+++ Provided records +++

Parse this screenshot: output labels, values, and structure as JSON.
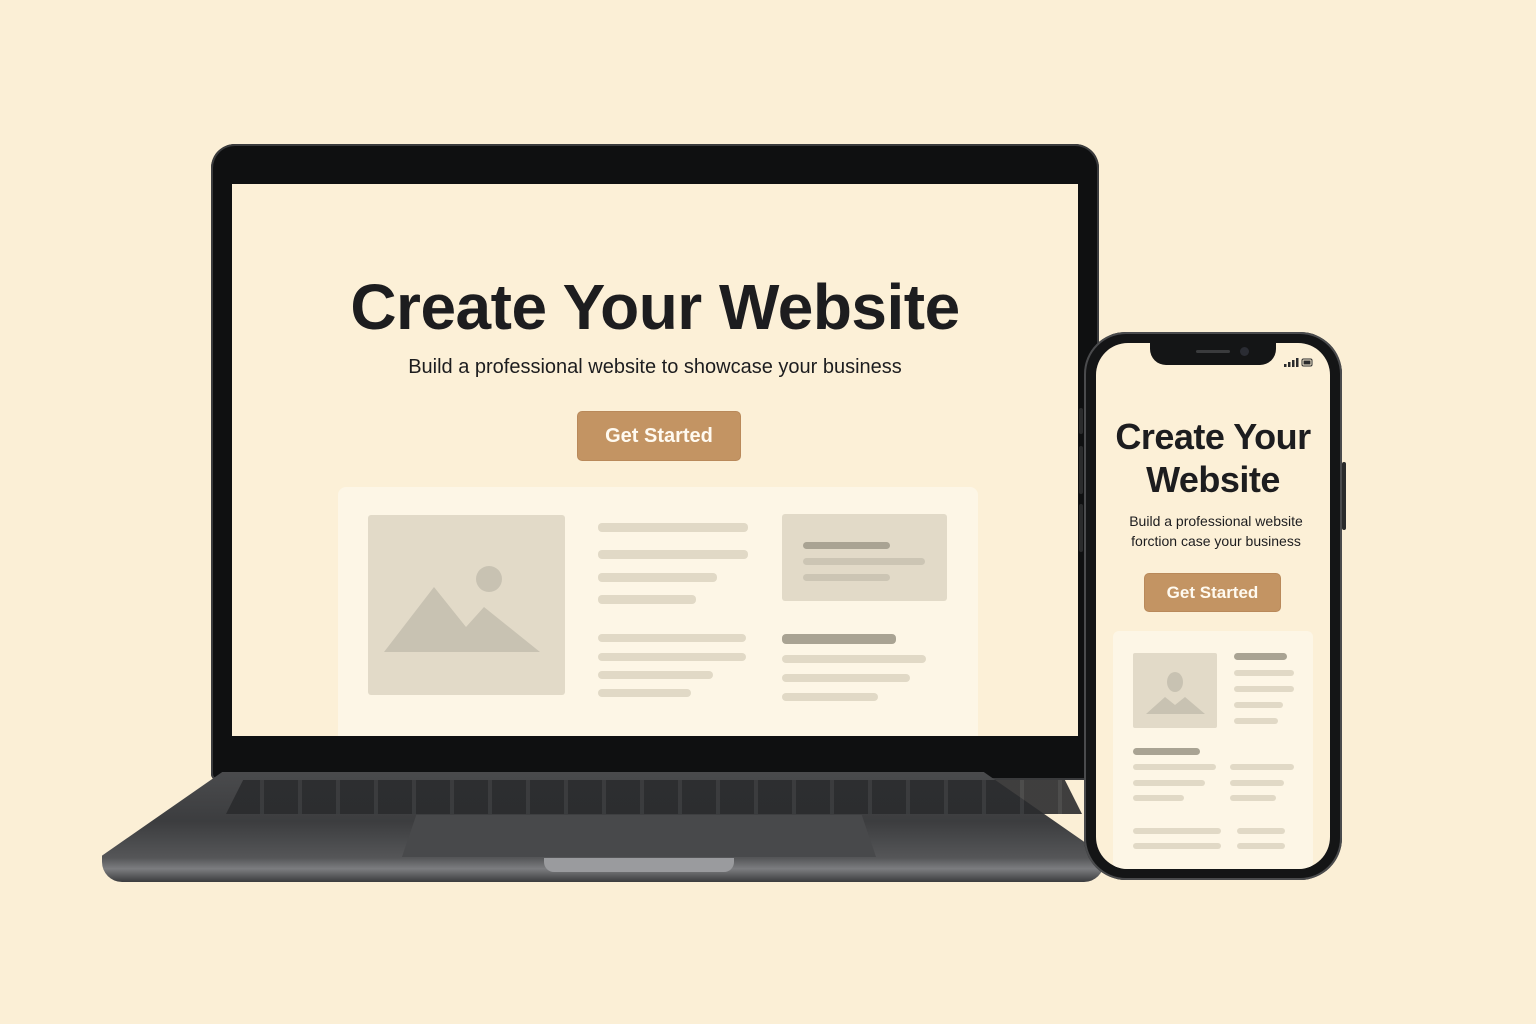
{
  "laptop": {
    "headline": "Create Your Website",
    "subheadline": "Build a professional website to showcase your business",
    "cta_label": "Get Started"
  },
  "phone": {
    "headline_line1": "Create Your",
    "headline_line2": "Website",
    "subheadline_line1": "Build a professional website",
    "subheadline_line2": "forction case your business",
    "cta_label": "Get Started"
  },
  "colors": {
    "background": "#fbefd6",
    "screen": "#fcf0d7",
    "accent_button": "#c39463",
    "placeholder": "#e2dac8",
    "text": "#1d1d1f"
  },
  "icons": {
    "image_placeholder": "image-placeholder-icon",
    "user_placeholder": "user-placeholder-icon",
    "signal": "signal-icon"
  }
}
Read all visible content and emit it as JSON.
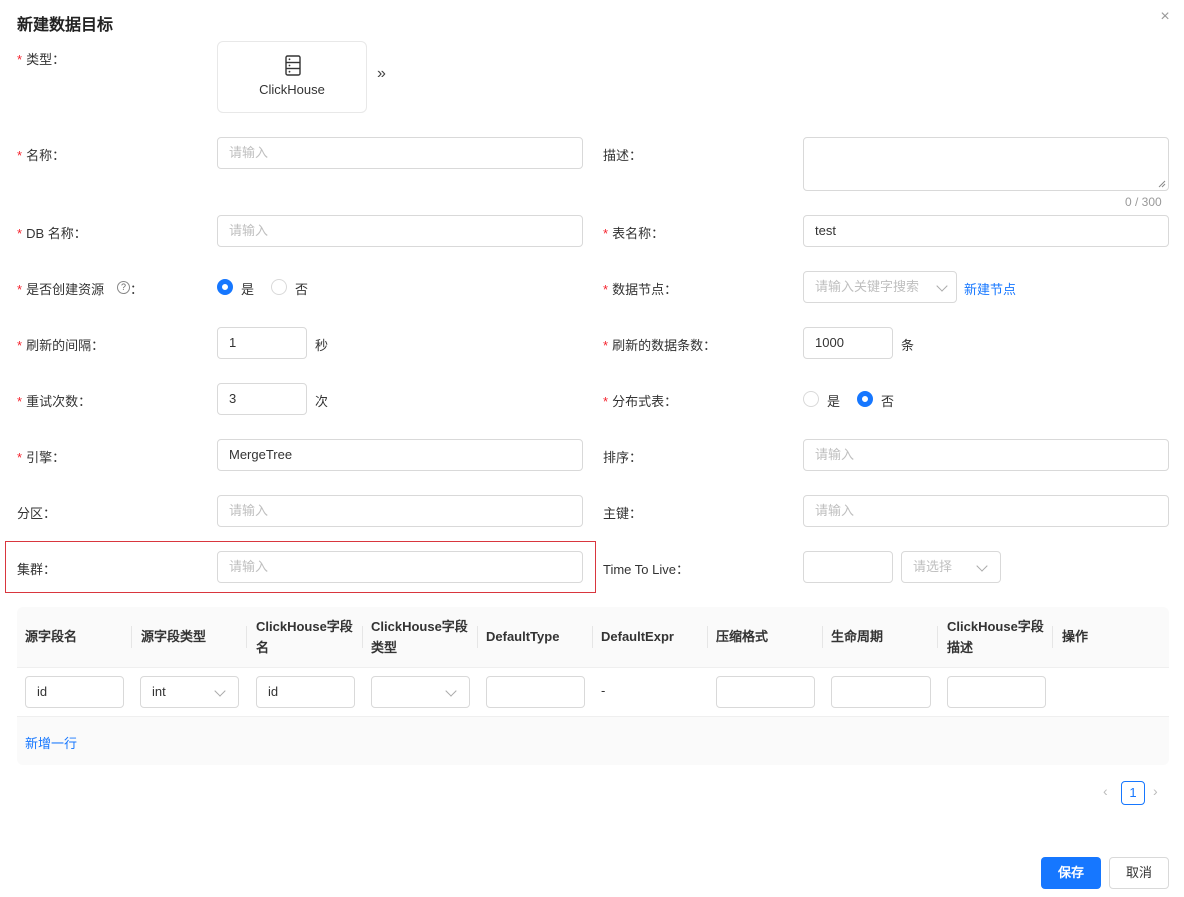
{
  "dialog": {
    "title": "新建数据目标",
    "close": "×",
    "required_mark": "*"
  },
  "type_field": {
    "label": "类型：",
    "card_name": "ClickHouse",
    "card_icon": "server-icon",
    "more_icon": "»"
  },
  "fields": {
    "name": {
      "label": "名称：",
      "placeholder": "请输入"
    },
    "desc": {
      "label": "描述：",
      "counter": "0 / 300"
    },
    "db_name": {
      "label": "DB 名称：",
      "placeholder": "请输入"
    },
    "table_name": {
      "label": "表名称：",
      "value": "test"
    },
    "create_resource": {
      "label": "是否创建资源",
      "colon": "：",
      "yes": "是",
      "no": "否",
      "selected": "yes"
    },
    "data_node": {
      "label": "数据节点：",
      "placeholder": "请输入关键字搜索",
      "new_node_link": "新建节点"
    },
    "refresh_interval": {
      "label": "刷新的间隔：",
      "value": "1",
      "unit": "秒"
    },
    "refresh_count": {
      "label": "刷新的数据条数：",
      "value": "1000",
      "unit": "条"
    },
    "retry_count": {
      "label": "重试次数：",
      "value": "3",
      "unit": "次"
    },
    "distributed_table": {
      "label": "分布式表：",
      "yes": "是",
      "no": "否",
      "selected": "no"
    },
    "engine": {
      "label": "引擎：",
      "value": "MergeTree"
    },
    "order": {
      "label": "排序：",
      "placeholder": "请输入"
    },
    "partition": {
      "label": "分区：",
      "placeholder": "请输入"
    },
    "primary_key": {
      "label": "主键：",
      "placeholder": "请输入"
    },
    "cluster": {
      "label": "集群：",
      "placeholder": "请输入"
    },
    "ttl": {
      "label": "Time To Live：",
      "select_placeholder": "请选择"
    }
  },
  "table": {
    "headers": [
      {
        "l1": "源字段名",
        "l2": ""
      },
      {
        "l1": "源字段类型",
        "l2": ""
      },
      {
        "l1": "ClickHouse字段",
        "l2": "名"
      },
      {
        "l1": "ClickHouse字段",
        "l2": "类型"
      },
      {
        "l1": "DefaultType",
        "l2": ""
      },
      {
        "l1": "DefaultExpr",
        "l2": ""
      },
      {
        "l1": "压缩格式",
        "l2": ""
      },
      {
        "l1": "生命周期",
        "l2": ""
      },
      {
        "l1": "ClickHouse字段",
        "l2": "描述"
      },
      {
        "l1": "操作",
        "l2": ""
      }
    ],
    "row": {
      "source_name": "id",
      "source_type": "int",
      "ch_name": "id",
      "ch_type": "",
      "default_type": "",
      "default_expr": "-",
      "compression": "",
      "lifecycle": "",
      "ch_desc": ""
    },
    "add_row": "新增一行"
  },
  "pagination": {
    "prev": "‹",
    "page": "1",
    "next": "›"
  },
  "footer": {
    "save": "保存",
    "cancel": "取消"
  },
  "colors": {
    "primary": "#1677ff",
    "required": "#f5222d",
    "highlight_box": "#d9363e"
  }
}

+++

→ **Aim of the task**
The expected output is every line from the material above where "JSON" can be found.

→ **Written solution**
Parse this screenshot: output labels, values, and structure as JSON.
Read all visible content and emit it as JSON.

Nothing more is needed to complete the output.